I have the following problem

A Three digit natural number's cross sum amounts to $14.$ When you read the number from right to left and subtract $22$, you obtain double the original number. Also the middle digit is equal to the sum of the outer two digits. Find the number

I am not sure what a cross sum is, and have been unable to find resources on it. We have been learning about matrices and know what a cross product is... but not a cross sum.

  • $\begingroup$ Sum of digits is the only plausible interpretation. $\endgroup$ – barak manos Feb 14 '15 at 11:18
  • $\begingroup$ am i right in thinking this should be solved with matrices? as per the second hint the ordering of the numbers is important. So that fits with matrices... $\endgroup$ – Arden Feb 14 '15 at 11:23
  • $\begingroup$ Well, you can solve it either with a $3\times3$ matrix, or with plain math over $3$ equations in $3$ variables... $\endgroup$ – barak manos Feb 14 '15 at 11:31

You have the following equations (under the restriction of $0\leq{a,b,c}\leq9$):

  • $a+b+c=14$
  • $100c+10b+a-22=2(100a+10b+c)$
  • $b=a+c$

This is a system of $3$ equations in $3$ variables, which should be easy to solve:

  • $a=2$
  • $b=7$
  • $c=5$

Hence the number is $275$.

  • $\begingroup$ @Arden: I moved the solution steps out of the answer, because inferring from your question, I'm pretty sure that you can handle the equation-system yourself. $\endgroup$ – barak manos Feb 14 '15 at 11:30
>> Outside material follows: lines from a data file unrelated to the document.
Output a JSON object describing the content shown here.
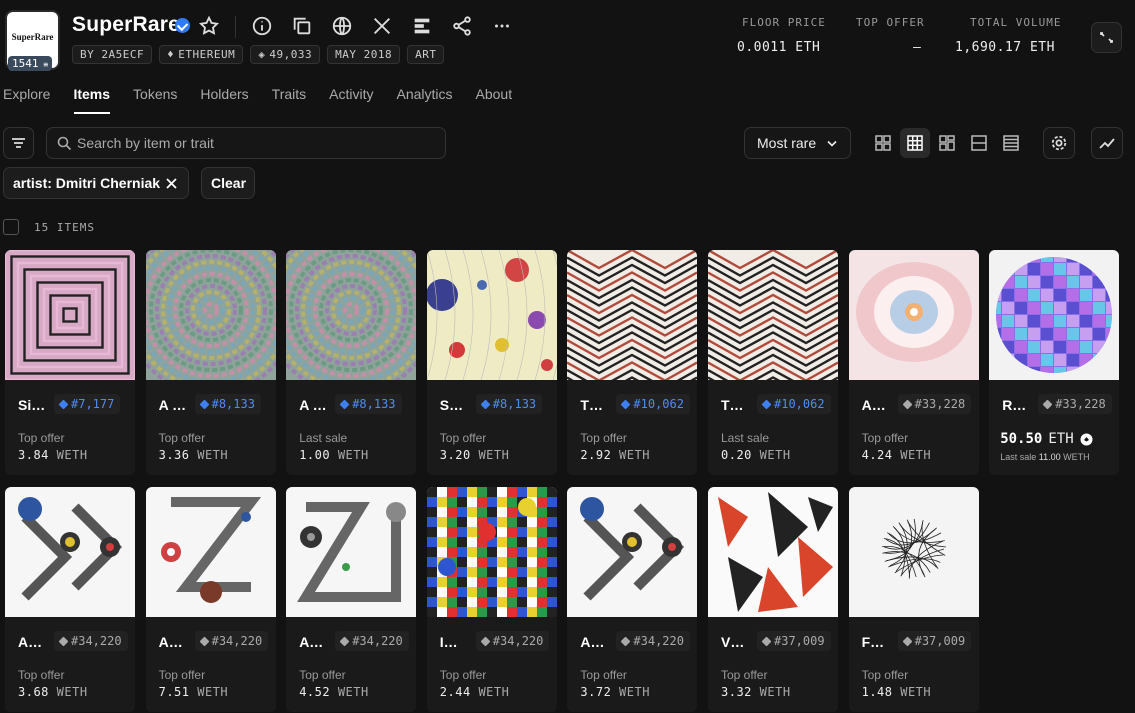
{
  "collection": {
    "name": "SuperRare",
    "logo_text": "SuperRare",
    "logo_badge": "1541",
    "tags": [
      "BY 2A5ECF",
      "ETHEREUM",
      "49,033",
      "MAY 2018",
      "ART"
    ]
  },
  "stats": [
    {
      "label": "FLOOR PRICE",
      "value": "0.0011 ETH"
    },
    {
      "label": "TOP OFFER",
      "value": "–"
    },
    {
      "label": "TOTAL VOLUME",
      "value": "1,690.17 ETH"
    }
  ],
  "tabs": [
    "Explore",
    "Items",
    "Tokens",
    "Holders",
    "Traits",
    "Activity",
    "Analytics",
    "About"
  ],
  "active_tab": "Items",
  "search": {
    "placeholder": "Search by item or trait"
  },
  "sort": {
    "label": "Most rare"
  },
  "filters": {
    "chip": "artist: Dmitri Cherniak",
    "clear": "Clear"
  },
  "item_count": "15 ITEMS",
  "items": [
    {
      "name": "Si…",
      "rank": "#7,177",
      "label": "Top offer",
      "value": "3.84",
      "currency": "WETH",
      "art": "squares"
    },
    {
      "name": "A …",
      "rank": "#8,133",
      "label": "Top offer",
      "value": "3.36",
      "currency": "WETH",
      "art": "swirl"
    },
    {
      "name": "A …",
      "rank": "#8,133",
      "label": "Last sale",
      "value": "1.00",
      "currency": "WETH",
      "art": "swirl"
    },
    {
      "name": "S…",
      "rank": "#8,133",
      "label": "Top offer",
      "value": "3.20",
      "currency": "WETH",
      "art": "dots"
    },
    {
      "name": "T…",
      "rank": "#10,062",
      "label": "Top offer",
      "value": "2.92",
      "currency": "WETH",
      "art": "zigzag"
    },
    {
      "name": "T…",
      "rank": "#10,062",
      "label": "Last sale",
      "value": "0.20",
      "currency": "WETH",
      "art": "zigzag"
    },
    {
      "name": "A…",
      "rank": "#33,228",
      "label": "Top offer",
      "value": "4.24",
      "currency": "WETH",
      "art": "eye"
    },
    {
      "name": "R…",
      "rank": "#33,228",
      "price": "50.50",
      "price_currency": "ETH",
      "last_sale_label": "Last sale",
      "last_sale_value": "11.00",
      "last_sale_currency": "WETH",
      "art": "cubes"
    },
    {
      "name": "A…",
      "rank": "#34,220",
      "label": "Top offer",
      "value": "3.68",
      "currency": "WETH",
      "art": "ring1"
    },
    {
      "name": "A…",
      "rank": "#34,220",
      "label": "Top offer",
      "value": "7.51",
      "currency": "WETH",
      "art": "ring2"
    },
    {
      "name": "A…",
      "rank": "#34,220",
      "label": "Top offer",
      "value": "4.52",
      "currency": "WETH",
      "art": "ring3"
    },
    {
      "name": "I…",
      "rank": "#34,220",
      "label": "Top offer",
      "value": "2.44",
      "currency": "WETH",
      "art": "mosaic"
    },
    {
      "name": "A…",
      "rank": "#34,220",
      "label": "Top offer",
      "value": "3.72",
      "currency": "WETH",
      "art": "ring1"
    },
    {
      "name": "V…",
      "rank": "#37,009",
      "label": "Top offer",
      "value": "3.32",
      "currency": "WETH",
      "art": "shards"
    },
    {
      "name": "F…",
      "rank": "#37,009",
      "label": "Top offer",
      "value": "1.48",
      "currency": "WETH",
      "art": "scribble"
    }
  ],
  "colors": {
    "accent": "#2f7bf5",
    "rank_blue": "#4d8cf5",
    "background": "#121212",
    "card": "#1a1a1a"
  }
}
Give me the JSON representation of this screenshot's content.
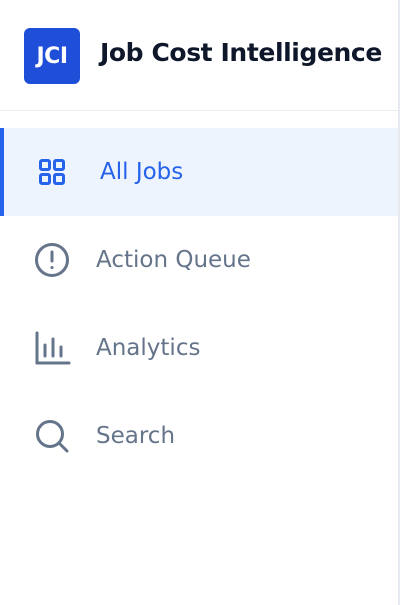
{
  "app": {
    "logo_text": "JCI",
    "title": "Job Cost Intelligence"
  },
  "nav": {
    "items": [
      {
        "label": "All Jobs",
        "icon": "grid-icon",
        "active": true
      },
      {
        "label": "Action Queue",
        "icon": "alert-circle-icon",
        "active": false
      },
      {
        "label": "Analytics",
        "icon": "bar-chart-icon",
        "active": false
      },
      {
        "label": "Search",
        "icon": "search-icon",
        "active": false
      }
    ]
  },
  "colors": {
    "accent": "#2563eb",
    "logo_bg": "#1f4ed8",
    "active_bg": "#eef4fe",
    "inactive_text": "#64748b",
    "title_text": "#0f172a"
  }
}
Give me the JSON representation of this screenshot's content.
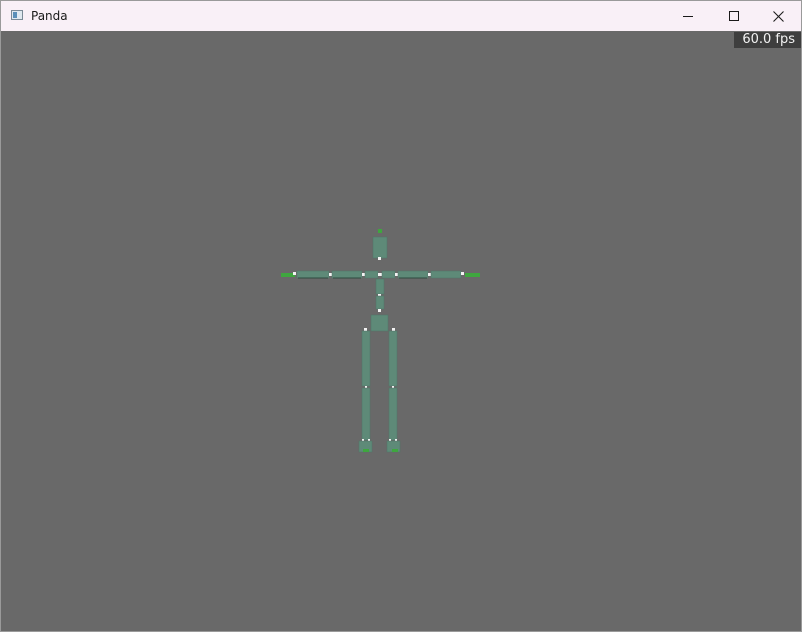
{
  "window": {
    "title": "Panda",
    "icon": "panda-app-icon"
  },
  "controls": {
    "minimize_icon": "minimize-icon",
    "maximize_icon": "maximize-icon",
    "close_icon": "close-icon"
  },
  "viewport": {
    "background_color": "#696969",
    "fps_label": "60.0 fps",
    "bone_color": "#5e8a78",
    "joint_color": "#f2f2f2",
    "end_marker_color": "#3fa63f"
  }
}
If your question is just asking what a cross sum is, then a cross sum is just the sum of all digits of the given number.

  • 1
    $\begingroup$ Could you provide a reference, please? $\endgroup$ – Adrian Keister May 8 '18 at 17:14
  • $\begingroup$ What sort of reference would you like? Here's an example: The cross sum of 10 is 1+0 = 1 ; the cross sum of 275 = 2 + 7 + 5 = 14 (this happens to be the answer to the question above) . $\endgroup$ – Nikil Kumar Sep 21 '18 at 16:58
  • $\begingroup$ I'm talking about a reference to your definition. What you're referring to as the "cross sum" I'm more used to thinking of as the "digit sum". So if you could point to a mathematical dictionary or reference work of some kind defining "cross sum" the way you have it here, that'd be what I'm asking. $\endgroup$ – Adrian Keister Sep 21 '18 at 17:17
  • $\begingroup$ Well, I came across this word a few times in math class and also in a 'numberphile' video a long time ago, in case you're familiar with that. I haven't found any other reference. $\endgroup$ – Nikil Kumar Sep 21 '18 at 17:20

Your Answer

By clicking “Post Your Answer”, you agree to our terms of service, privacy policy and cookie policy

Not the answer you're looking for? Browse other questions tagged or ask your own question.